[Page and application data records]

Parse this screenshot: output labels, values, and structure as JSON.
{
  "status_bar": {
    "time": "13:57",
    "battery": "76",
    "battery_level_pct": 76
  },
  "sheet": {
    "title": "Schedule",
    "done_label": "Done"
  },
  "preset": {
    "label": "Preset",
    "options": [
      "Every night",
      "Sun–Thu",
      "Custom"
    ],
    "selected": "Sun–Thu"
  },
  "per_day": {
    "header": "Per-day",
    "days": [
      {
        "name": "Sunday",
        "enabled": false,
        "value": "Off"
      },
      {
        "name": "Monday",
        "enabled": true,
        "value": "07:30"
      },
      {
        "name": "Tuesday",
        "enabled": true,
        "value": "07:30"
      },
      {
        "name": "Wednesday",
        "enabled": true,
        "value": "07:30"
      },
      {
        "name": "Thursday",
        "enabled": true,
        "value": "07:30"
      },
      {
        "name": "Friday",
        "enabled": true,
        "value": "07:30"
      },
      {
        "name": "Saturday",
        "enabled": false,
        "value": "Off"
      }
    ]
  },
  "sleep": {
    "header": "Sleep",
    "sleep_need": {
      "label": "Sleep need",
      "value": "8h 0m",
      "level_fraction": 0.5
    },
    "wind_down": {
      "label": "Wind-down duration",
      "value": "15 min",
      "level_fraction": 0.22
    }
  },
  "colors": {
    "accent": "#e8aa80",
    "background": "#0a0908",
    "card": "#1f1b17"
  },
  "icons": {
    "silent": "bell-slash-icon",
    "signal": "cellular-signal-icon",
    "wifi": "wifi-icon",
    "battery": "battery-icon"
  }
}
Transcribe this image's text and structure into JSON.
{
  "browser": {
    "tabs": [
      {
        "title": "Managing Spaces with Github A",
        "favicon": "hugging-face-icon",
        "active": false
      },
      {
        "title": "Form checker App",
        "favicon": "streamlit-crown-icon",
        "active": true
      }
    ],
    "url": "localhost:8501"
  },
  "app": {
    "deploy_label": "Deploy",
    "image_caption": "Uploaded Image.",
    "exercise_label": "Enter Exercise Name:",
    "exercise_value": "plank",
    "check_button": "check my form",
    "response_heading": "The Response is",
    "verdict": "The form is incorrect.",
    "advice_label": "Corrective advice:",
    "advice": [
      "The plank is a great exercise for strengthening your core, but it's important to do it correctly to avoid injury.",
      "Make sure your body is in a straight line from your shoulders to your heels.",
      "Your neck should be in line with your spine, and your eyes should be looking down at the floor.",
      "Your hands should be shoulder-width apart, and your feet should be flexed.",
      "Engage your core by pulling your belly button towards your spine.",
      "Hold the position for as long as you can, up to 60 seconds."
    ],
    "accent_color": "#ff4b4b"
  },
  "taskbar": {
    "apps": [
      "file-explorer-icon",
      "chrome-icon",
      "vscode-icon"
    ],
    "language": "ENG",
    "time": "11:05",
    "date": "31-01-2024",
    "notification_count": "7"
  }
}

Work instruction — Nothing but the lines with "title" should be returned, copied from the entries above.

Task answer —
    "title": "Schedule",
        "title": "Managing Spaces with Github A",
        "title": "Form checker App",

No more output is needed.